------ Extracted entries ------

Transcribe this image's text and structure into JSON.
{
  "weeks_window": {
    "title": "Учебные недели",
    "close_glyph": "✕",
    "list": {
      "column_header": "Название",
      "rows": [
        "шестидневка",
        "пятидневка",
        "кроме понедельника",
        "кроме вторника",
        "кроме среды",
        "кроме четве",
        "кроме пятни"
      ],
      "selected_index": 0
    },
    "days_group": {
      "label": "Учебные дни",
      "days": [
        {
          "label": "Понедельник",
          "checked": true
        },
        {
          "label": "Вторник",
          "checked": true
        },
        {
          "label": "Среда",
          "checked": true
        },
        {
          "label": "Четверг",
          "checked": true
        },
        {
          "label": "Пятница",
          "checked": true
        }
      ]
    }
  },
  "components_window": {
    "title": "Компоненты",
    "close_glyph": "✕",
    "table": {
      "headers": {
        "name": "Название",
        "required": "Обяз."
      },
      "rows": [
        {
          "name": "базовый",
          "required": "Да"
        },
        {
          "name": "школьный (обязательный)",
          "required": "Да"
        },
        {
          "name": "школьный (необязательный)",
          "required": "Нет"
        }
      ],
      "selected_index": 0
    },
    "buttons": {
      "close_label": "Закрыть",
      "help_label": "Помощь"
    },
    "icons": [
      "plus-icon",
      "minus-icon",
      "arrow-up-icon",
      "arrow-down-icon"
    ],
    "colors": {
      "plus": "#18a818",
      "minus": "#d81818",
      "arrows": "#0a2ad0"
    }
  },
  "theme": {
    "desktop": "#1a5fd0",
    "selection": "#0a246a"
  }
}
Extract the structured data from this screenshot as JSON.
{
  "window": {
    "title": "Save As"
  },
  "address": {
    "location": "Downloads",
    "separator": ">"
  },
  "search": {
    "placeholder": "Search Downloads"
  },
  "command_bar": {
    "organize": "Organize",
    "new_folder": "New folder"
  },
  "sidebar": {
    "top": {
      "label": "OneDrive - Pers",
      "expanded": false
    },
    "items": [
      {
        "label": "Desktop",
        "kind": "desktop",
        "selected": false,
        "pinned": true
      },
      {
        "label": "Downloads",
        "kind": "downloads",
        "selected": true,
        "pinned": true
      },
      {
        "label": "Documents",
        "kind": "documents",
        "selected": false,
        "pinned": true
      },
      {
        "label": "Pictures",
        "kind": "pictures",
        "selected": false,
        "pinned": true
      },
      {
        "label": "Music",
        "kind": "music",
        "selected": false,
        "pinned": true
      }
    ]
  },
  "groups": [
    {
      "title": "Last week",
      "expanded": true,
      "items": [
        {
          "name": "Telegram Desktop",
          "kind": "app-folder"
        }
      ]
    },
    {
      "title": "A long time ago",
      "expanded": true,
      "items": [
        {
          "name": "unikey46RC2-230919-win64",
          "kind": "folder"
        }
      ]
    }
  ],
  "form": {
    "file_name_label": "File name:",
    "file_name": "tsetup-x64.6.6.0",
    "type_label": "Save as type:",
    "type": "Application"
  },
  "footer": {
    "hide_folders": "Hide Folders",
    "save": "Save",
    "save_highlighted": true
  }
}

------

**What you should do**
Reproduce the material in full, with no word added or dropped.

**Exercise solution**
Transcribe this image's text and structure into JSON.
{
  "weeks_window": {
    "title": "Учебные недели",
    "close_glyph": "✕",
    "list": {
      "column_header": "Название",
      "rows": [
        "шестидневка",
        "пятидневка",
        "кроме понедельника",
        "кроме вторника",
        "кроме среды",
        "кроме четве",
        "кроме пятни"
      ],
      "selected_index": 0
    },
    "days_group": {
      "label": "Учебные дни",
      "days": [
        {
          "label": "Понедельник",
          "checked": true
        },
        {
          "label": "Вторник",
          "checked": true
        },
        {
          "label": "Среда",
          "checked": true
        },
        {
          "label": "Четверг",
          "checked": true
        },
        {
          "label": "Пятница",
          "checked": true
        }
      ]
    }
  },
  "components_window": {
    "title": "Компоненты",
    "close_glyph": "✕",
    "table": {
      "headers": {
        "name": "Название",
        "required": "Обяз."
      },
      "rows": [
        {
          "name": "базовый",
          "required": "Да"
        },
        {
          "name": "школьный (обязательный)",
          "required": "Да"
        },
        {
          "name": "школьный (необязательный)",
          "required": "Нет"
        }
      ],
      "selected_index": 0
    },
    "buttons": {
      "close_label": "Закрыть",
      "help_label": "Помощь"
    },
    "icons": [
      "plus-icon",
      "minus-icon",
      "arrow-up-icon",
      "arrow-down-icon"
    ],
    "colors": {
      "plus": "#18a818",
      "minus": "#d81818",
      "arrows": "#0a2ad0"
    }
  },
  "theme": {
    "desktop": "#1a5fd0",
    "selection": "#0a246a"
  }
}
Extract the structured data from this screenshot as JSON.
{
  "window": {
    "title": "Save As"
  },
  "address": {
    "location": "Downloads",
    "separator": ">"
  },
  "search": {
    "placeholder": "Search Downloads"
  },
  "command_bar": {
    "organize": "Organize",
    "new_folder": "New folder"
  },
  "sidebar": {
    "top": {
      "label": "OneDrive - Pers",
      "expanded": false
    },
    "items": [
      {
        "label": "Desktop",
        "kind": "desktop",
        "selected": false,
        "pinned": true
      },
      {
        "label": "Downloads",
        "kind": "downloads",
        "selected": true,
        "pinned": true
      },
      {
        "label": "Documents",
        "kind": "documents",
        "selected": false,
        "pinned": true
      },
      {
        "label": "Pictures",
        "kind": "pictures",
        "selected": false,
        "pinned": true
      },
      {
        "label": "Music",
        "kind": "music",
        "selected": false,
        "pinned": true
      }
    ]
  },
  "groups": [
    {
      "title": "Last week",
      "expanded": true,
      "items": [
        {
          "name": "Telegram Desktop",
          "kind": "app-folder"
        }
      ]
    },
    {
      "title": "A long time ago",
      "expanded": true,
      "items": [
        {
          "name": "unikey46RC2-230919-win64",
          "kind": "folder"
        }
      ]
    }
  ],
  "form": {
    "file_name_label": "File name:",
    "file_name": "tsetup-x64.6.6.0",
    "type_label": "Save as type:",
    "type": "Application"
  },
  "footer": {
    "hide_folders": "Hide Folders",
    "save": "Save",
    "save_highlighted": true
  }
}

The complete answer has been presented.